Exercise aim
Please copy out every line of the listing below in which the word "Imposto" appears.

-------------------------

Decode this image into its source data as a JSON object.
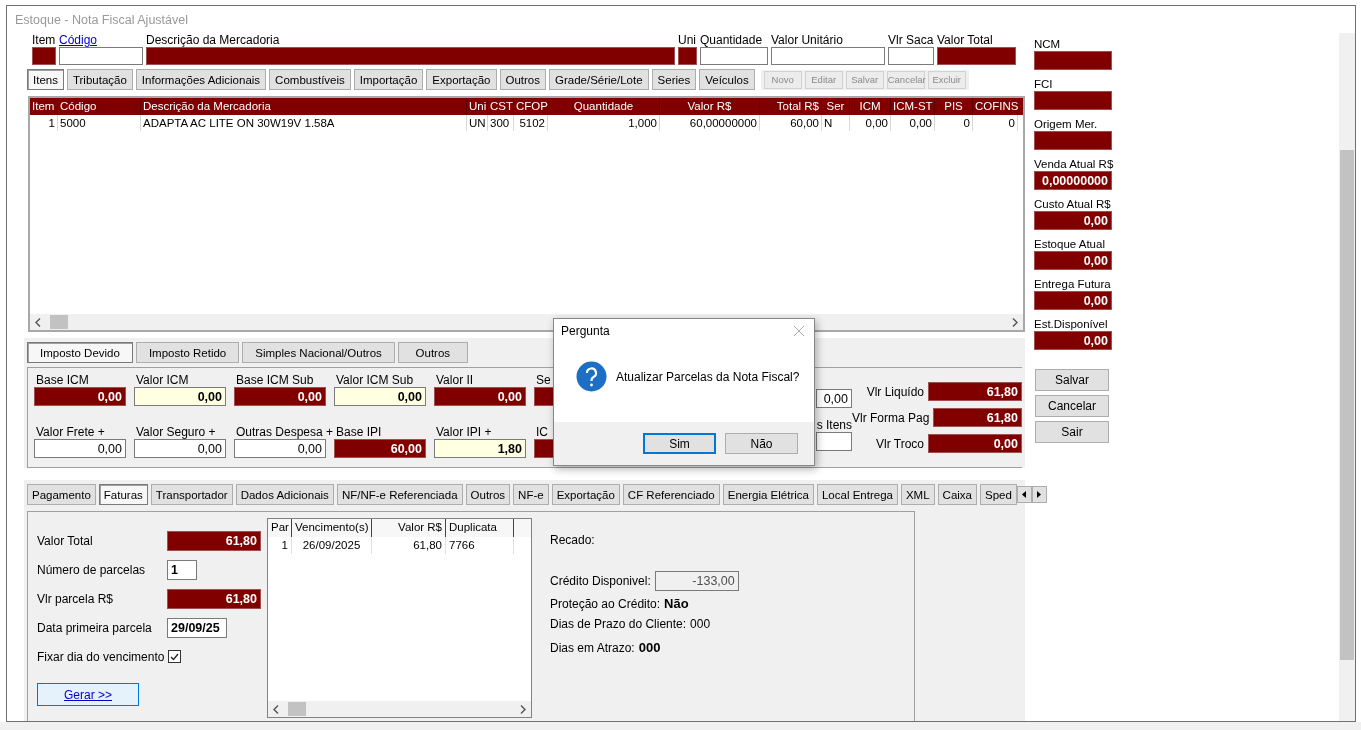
{
  "window": {
    "title": "Estoque - Nota Fiscal Ajustável"
  },
  "item_fields": [
    {
      "label": "Item",
      "kind": "dark"
    },
    {
      "label": "Código",
      "kind": "white",
      "link": true
    },
    {
      "label": "Descrição da Mercadoria",
      "kind": "dark"
    },
    {
      "label": "Uni",
      "kind": "dark"
    },
    {
      "label": "Quantidade",
      "kind": "white"
    },
    {
      "label": "Valor Unitário",
      "kind": "white"
    },
    {
      "label": "Vlr Saca",
      "kind": "white"
    },
    {
      "label": "Valor Total",
      "kind": "dark"
    }
  ],
  "item_tabs": [
    {
      "label": "Itens",
      "selected": true
    },
    {
      "label": "Tributação",
      "selected": false
    },
    {
      "label": "Informações Adicionais",
      "selected": false
    },
    {
      "label": "Combustíveis",
      "selected": false
    },
    {
      "label": "Importação",
      "selected": false
    },
    {
      "label": "Exportação",
      "selected": false
    },
    {
      "label": "Outros",
      "selected": false
    },
    {
      "label": "Grade/Série/Lote",
      "selected": false
    },
    {
      "label": "Series",
      "selected": false
    },
    {
      "label": "Veículos",
      "selected": false
    }
  ],
  "item_actions": [
    {
      "label": "Novo",
      "disabled": true
    },
    {
      "label": "Editar",
      "disabled": true
    },
    {
      "label": "Salvar",
      "disabled": true
    },
    {
      "label": "Cancelar",
      "disabled": true
    },
    {
      "label": "Excluir",
      "disabled": true
    }
  ],
  "items_table": {
    "columns": [
      "Item",
      "Código",
      "Descrição da Mercadoria",
      "Uni",
      "CST",
      "CFOP",
      "Quantidade",
      "Valor R$",
      "Total R$",
      "Ser",
      "ICM",
      "ICM-ST",
      "PIS",
      "COFINS"
    ],
    "rows": [
      [
        "1",
        "5000",
        "ADAPTA AC LITE ON 30W19V 1.58A",
        "UN",
        "300",
        "5102",
        "1,000",
        "60,00000000",
        "60,00",
        "N",
        "0,00",
        "0,00",
        "0",
        "0"
      ]
    ]
  },
  "side_fields": [
    {
      "label": "NCM"
    },
    {
      "label": "FCI"
    },
    {
      "label": "Origem Mer."
    },
    {
      "label": "Venda Atual R$",
      "value": "0,00000000"
    },
    {
      "label": "Custo Atual R$",
      "value": "0,00"
    },
    {
      "label": "Estoque Atual",
      "value": "0,00"
    },
    {
      "label": "Entrega Futura",
      "value": "0,00"
    },
    {
      "label": "Est.Disponível",
      "value": "0,00"
    }
  ],
  "side_buttons": [
    "Salvar",
    "Cancelar",
    "Sair"
  ],
  "tax_tabs": [
    {
      "label": "Imposto Devido",
      "selected": true
    },
    {
      "label": "Imposto Retido",
      "selected": false
    },
    {
      "label": "Simples Nacional/Outros",
      "selected": false
    },
    {
      "label": "Outros",
      "selected": false
    }
  ],
  "tax_fields": [
    {
      "label": "Base ICM",
      "value": "0,00",
      "kind": "dark"
    },
    {
      "label": "Valor ICM",
      "value": "0,00",
      "kind": "cream"
    },
    {
      "label": "Base ICM Sub",
      "value": "0,00",
      "kind": "dark"
    },
    {
      "label": "Valor ICM Sub",
      "value": "0,00",
      "kind": "cream"
    },
    {
      "label": "Valor II",
      "value": "0,00",
      "kind": "dark"
    },
    {
      "label": "Se",
      "kind": "dark"
    },
    {
      "label": "Valor Frete +",
      "value": "0,00",
      "kind": "white"
    },
    {
      "label": "Valor Seguro +",
      "value": "0,00",
      "kind": "white"
    },
    {
      "label": "Outras Despesa +",
      "value": "0,00",
      "kind": "white"
    },
    {
      "label": "Base IPI",
      "value": "60,00",
      "kind": "dark"
    },
    {
      "label": "Valor IPI +",
      "value": "1,80",
      "kind": "cream"
    },
    {
      "label": "IC",
      "kind": "dark"
    }
  ],
  "tax_extra": [
    {
      "value": "0,00"
    },
    {
      "label": "s Itens"
    }
  ],
  "totals": [
    {
      "label": "Vlr Liquído",
      "value": "61,80"
    },
    {
      "label": "Vlr Forma Pag",
      "value": "61,80"
    },
    {
      "label": "Vlr Troco",
      "value": "0,00"
    }
  ],
  "invoice_tabs": [
    {
      "label": "Pagamento",
      "selected": false
    },
    {
      "label": "Faturas",
      "selected": true
    },
    {
      "label": "Transportador",
      "selected": false
    },
    {
      "label": "Dados Adicionais",
      "selected": false
    },
    {
      "label": "NF/NF-e Referenciada",
      "selected": false
    },
    {
      "label": "Outros",
      "selected": false
    },
    {
      "label": "NF-e",
      "selected": false
    },
    {
      "label": "Exportação",
      "selected": false
    },
    {
      "label": "CF Referenciado",
      "selected": false
    },
    {
      "label": "Energia Elétrica",
      "selected": false
    },
    {
      "label": "Local Entrega",
      "selected": false
    },
    {
      "label": "XML",
      "selected": false
    },
    {
      "label": "Caixa",
      "selected": false
    },
    {
      "label": "Sped",
      "selected": false
    }
  ],
  "installment_fields": [
    {
      "label": "Valor Total",
      "value": "61,80",
      "kind": "amount"
    },
    {
      "label": "Número de parcelas",
      "value": "1",
      "kind": "count"
    },
    {
      "label": "Vlr parcela R$",
      "value": "61,80",
      "kind": "amount"
    },
    {
      "label": "Data primeira parcela",
      "value": "29/09/25",
      "kind": "date"
    }
  ],
  "fix_due_day": {
    "label": "Fixar dia do vencimento",
    "checked": true
  },
  "generate_button": "Gerar >>",
  "installments_table": {
    "columns": [
      "Par",
      "Vencimento(s)",
      "Valor R$",
      "Duplicata"
    ],
    "rows": [
      [
        "1",
        "26/09/2025",
        "61,80",
        "7766"
      ]
    ]
  },
  "credit_info": {
    "recado": "Recado:",
    "credit": {
      "label": "Crédito Disponivel:",
      "value": "-133,00"
    },
    "protection": {
      "label": "Proteção ao Crédito:",
      "value": "Não"
    },
    "term": {
      "label": "Dias de Prazo do Cliente:",
      "value": "000"
    },
    "overdue": {
      "label": "Dias em Atrazo:",
      "value": "000"
    }
  },
  "dialog": {
    "title": "Pergunta",
    "message": "Atualizar Parcelas da Nota Fiscal?",
    "buttons": [
      {
        "label": "Sim",
        "selected": true
      },
      {
        "label": "Não",
        "selected": false
      }
    ]
  }
}
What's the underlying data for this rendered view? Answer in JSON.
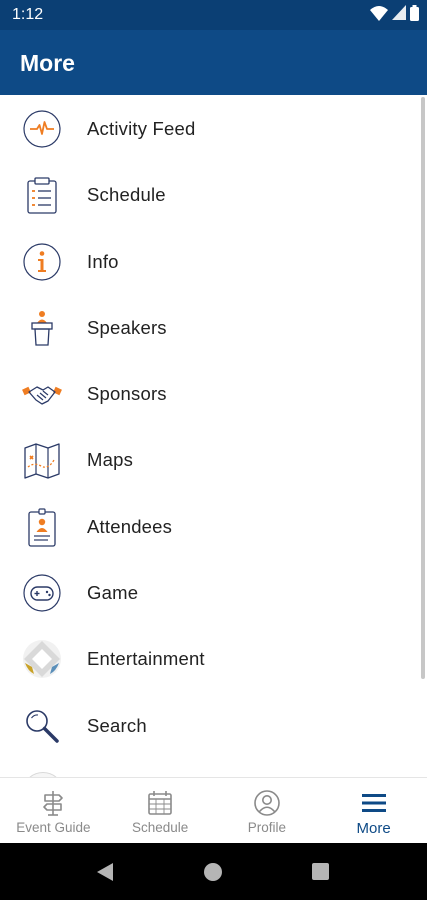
{
  "status_bar": {
    "time": "1:12",
    "icons": [
      "wifi-icon",
      "signal-icon",
      "battery-icon"
    ]
  },
  "header": {
    "title": "More"
  },
  "menu": {
    "items": [
      {
        "label": "Activity Feed",
        "icon": "activity-icon"
      },
      {
        "label": "Schedule",
        "icon": "clipboard-icon"
      },
      {
        "label": "Info",
        "icon": "info-icon"
      },
      {
        "label": "Speakers",
        "icon": "podium-icon"
      },
      {
        "label": "Sponsors",
        "icon": "handshake-icon"
      },
      {
        "label": "Maps",
        "icon": "map-icon"
      },
      {
        "label": "Attendees",
        "icon": "id-badge-icon"
      },
      {
        "label": "Game",
        "icon": "gamepad-icon"
      },
      {
        "label": "Entertainment",
        "icon": "entertainment-icon"
      },
      {
        "label": "Search",
        "icon": "search-icon"
      }
    ]
  },
  "bottom_nav": {
    "tabs": [
      {
        "label": "Event Guide",
        "icon": "signpost-icon",
        "active": false
      },
      {
        "label": "Schedule",
        "icon": "calendar-icon",
        "active": false
      },
      {
        "label": "Profile",
        "icon": "profile-icon",
        "active": false
      },
      {
        "label": "More",
        "icon": "hamburger-icon",
        "active": true
      }
    ]
  },
  "system_nav": [
    "back-icon",
    "home-icon",
    "recents-icon"
  ],
  "colors": {
    "primary": "#0e4a86",
    "status_bar": "#0b3f74",
    "icon_navy": "#2b3a67",
    "icon_orange": "#ef7d22",
    "inactive_gray": "#8a8a8a"
  }
}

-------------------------

Answer section
      "label": "Imposto Devido",
      "label": "Imposto Retido",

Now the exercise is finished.